After the UK leaves the European Union, other European capitals may have their day. What does the Warsaw brand offer its customers?
People from other countries are more and more interested in Poland and its capital. The Warsaw brand is ready to “keep its promises” as a city of dynamic development, creative drive and improving quality of life. Ten years after Poland entered the EU, it is perceived by European political, business and cultural elites as an important – from a political and economic perspective – member of the EU. Aside from this, recent events in Europe have put Poland in the spotlight.
Every year in Warsaw there are about 25,000 business events (congresses, conferences, fairs, motivational events). In comparison to other Polish cities the capital of Poland has the highest position in the ranking published by ICCA, the most important international organisation of the congress industry. More than 26 thousand beds in hotels, including more than 12 thousand in 4 and 5-star hotels, provide services for the event and conference industry.

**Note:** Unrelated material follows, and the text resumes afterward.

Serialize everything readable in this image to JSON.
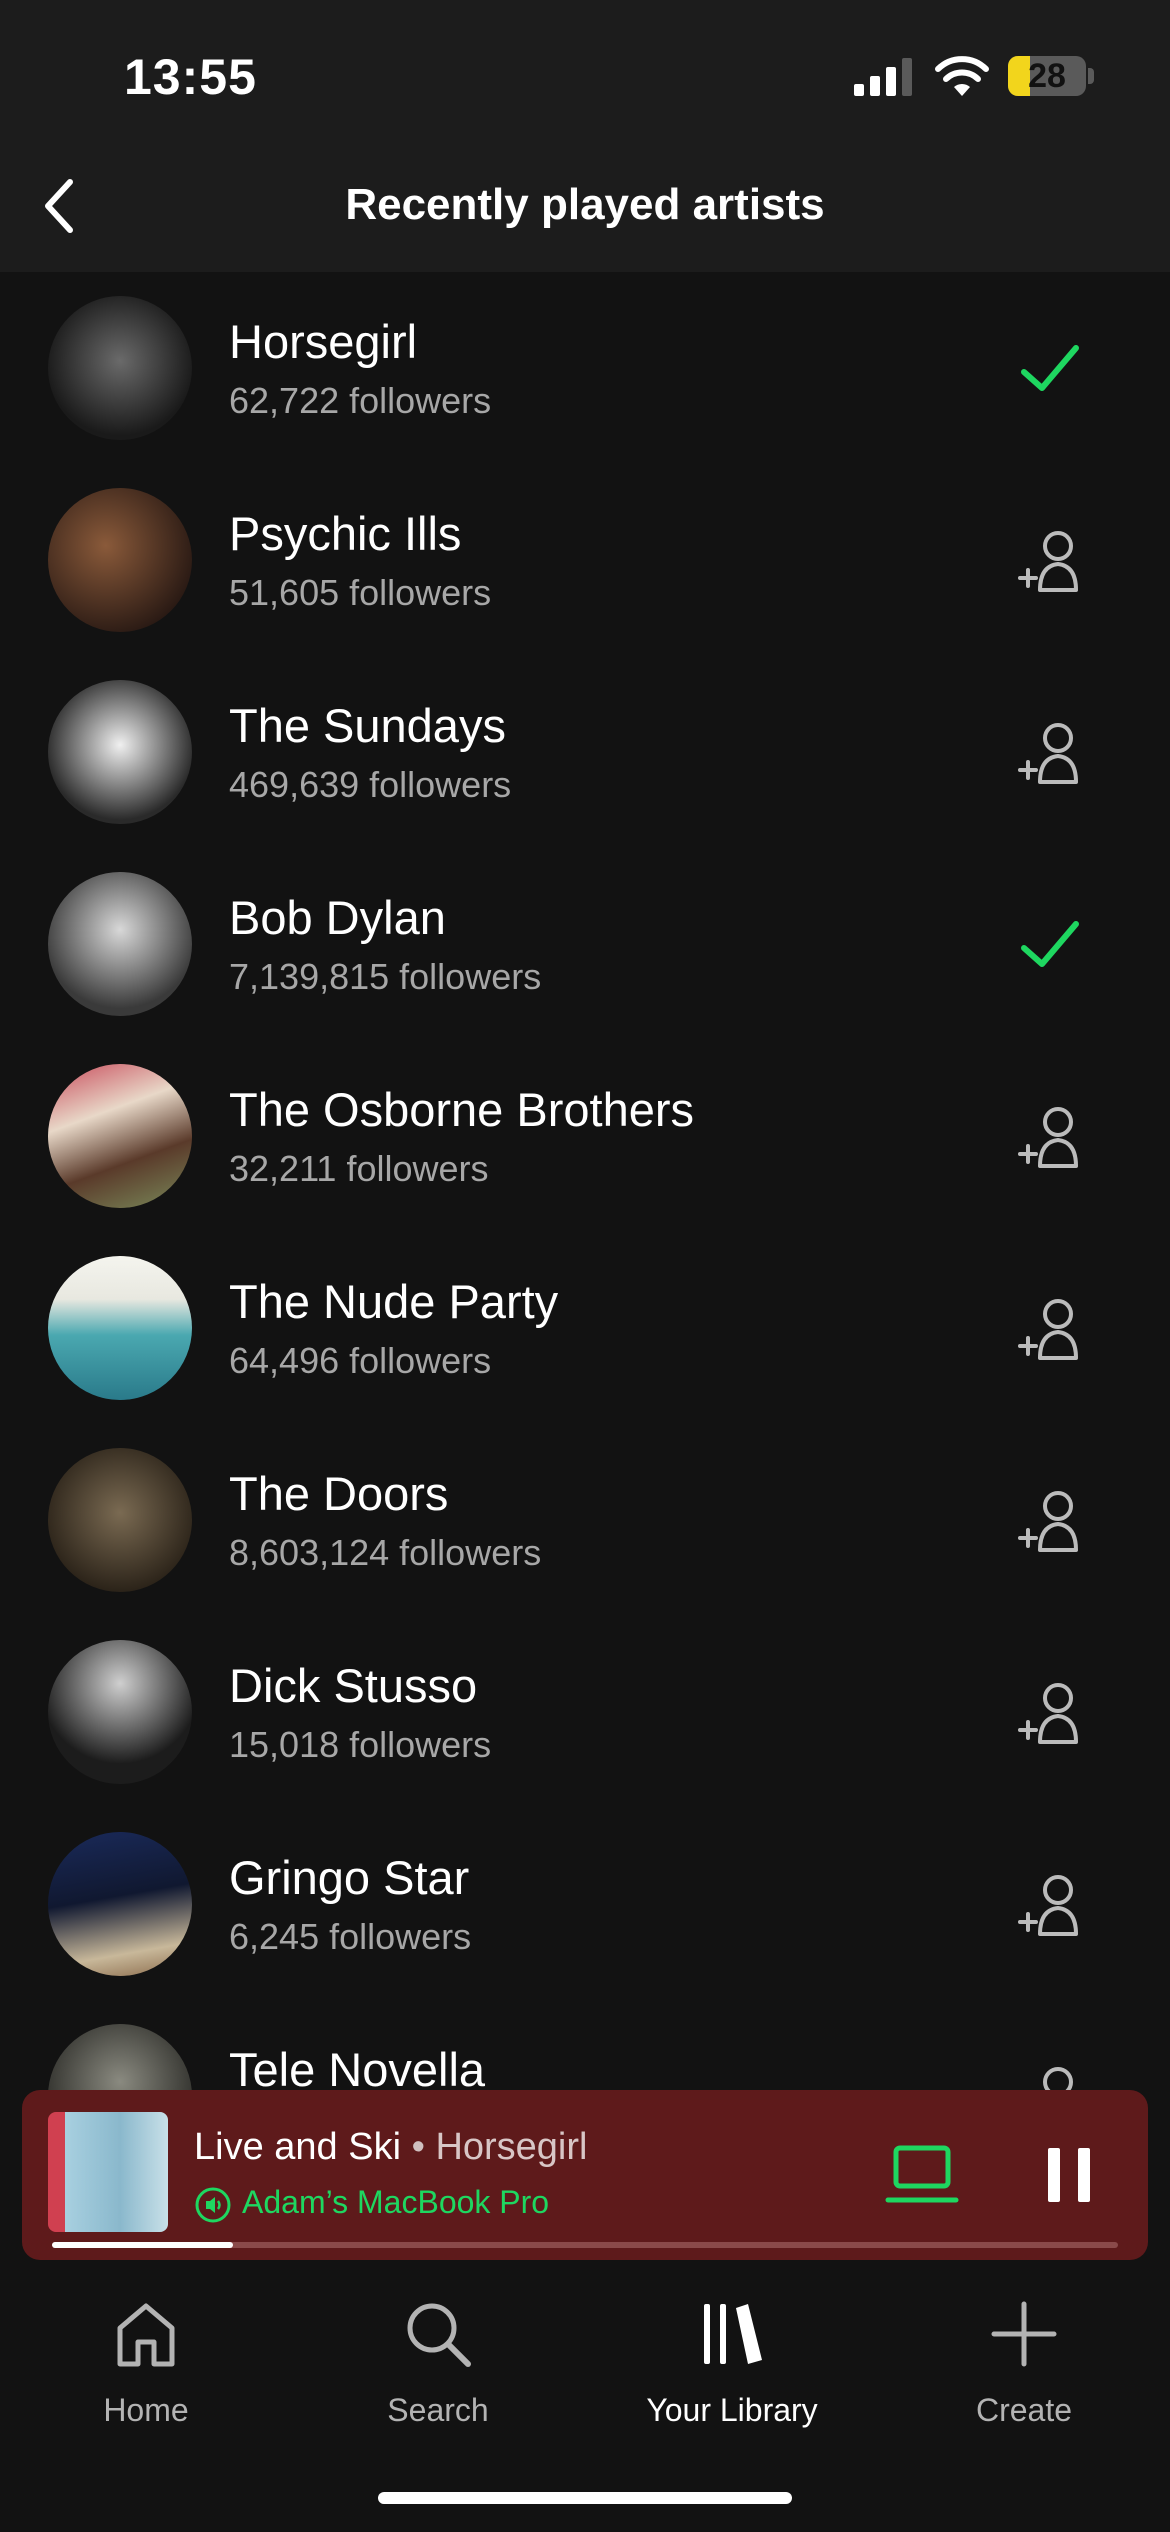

Thanks to its rich history, Warsaw has many varied facilities for events and gala dinners. Offers include elegant palaces, villas and postmodern properties, as well as huge sports venues, such as the National Stadium built for Euro 2012, and where the NATO summit was recently held.
Among Poles, Warsaw has the reputation of a cultural mecca. There are more than 60 museums, including the POLIN Museum of the History of Polish Jews, which was granted the title of The European Museum of 2016 (European Museum of the Year Award). The Copernicus Science Centre was visited during that NATO summit by the Prime Minister of Canada, Justin Trudeau, and his son Xavier. Aside from these two prestigious museums, there are 13 concert halls, 38 theatres, 44 galleries and 27 cinemas.
City of the free people
Such was the title of the exhibition in Galeria Plenerowa, organised by Miasto Stołeczne Warszawa in 2011, on the occasion of the beginning of the Polish Presidency in the European Union. As we can read on estrada.com.pl, the exhibition “presented Warsaw as a steadfast city, known for the creative contrariness of its inhabitants who have always, even in difficult or miserable times, fought for freedom and civil liberties. This is a place where innovative trends in science, culture and social life came from.”
Warsaw is also an open city. Its inhabitants are mainly incomers from various parts of Poland; their help gives the city energy, power and creative drive. They encourage entrepreneurship and individual activity. This is the New York of Central and Eastern Europe, a city of huge dissonances, diversity and contrasts. It attracts many interesting people who want to make a career, people with ideas and aspirations. These are people who want to earn a lot of money, as well as to develop.
Warsaw’s inhabitants have got used to deciding about their life and environment on their own. They are the driving power of the capital and its most important force. Warsaw dwellers are independent and tend to take non-standard measures. A good example is the Warszawska Masa Krytyczna, a monthly bicycle ride through the city; its aim to promote the bicycle as an every-day mode of transport, and the struggle for a new cycling infrastructure.
A European-class city – Warsaw, as the only city in Poland – belongs to a network of global cities, strengthens its positions, as well as attracts the creative sector and investors. It competes with other European capitals in terms of investors, tourism development and the creative sector. In the twenty first century, Warsaw makes the pre-World War II dream come true – the dream of the legendary team led by Stefan Starzyński, who wanted the Polish capital to be a European-class metropolis.
More than 70 universities and high schools create a base for attracting ambitious students and provide some space for many debates, experiments and start-ups. Warsaw, as a dynamic and open-minded city, encourages people to be active and realise their aspirations, as well as lets them implement their creative ideas. Targi Śniadaniowe is one such example which was initiated in Warsaw. Once a week, on Saturdays, the capital inhabitants meet and have breakfast together. People liked the idea and the initiative spread to other Polish cities.
Thanks to the initiative of the City Hall of the Capital City of Warsaw, start-up initiators may meet in a few entrepreneurship centres, including those on Smolna, Powstańców Śląskich and Targowa Streets. Here, they not only find some space for work, but also support in running their businesses.
If you need help during the organisation of some events in the capital, you may use the services provided by the All 4 Comms agency!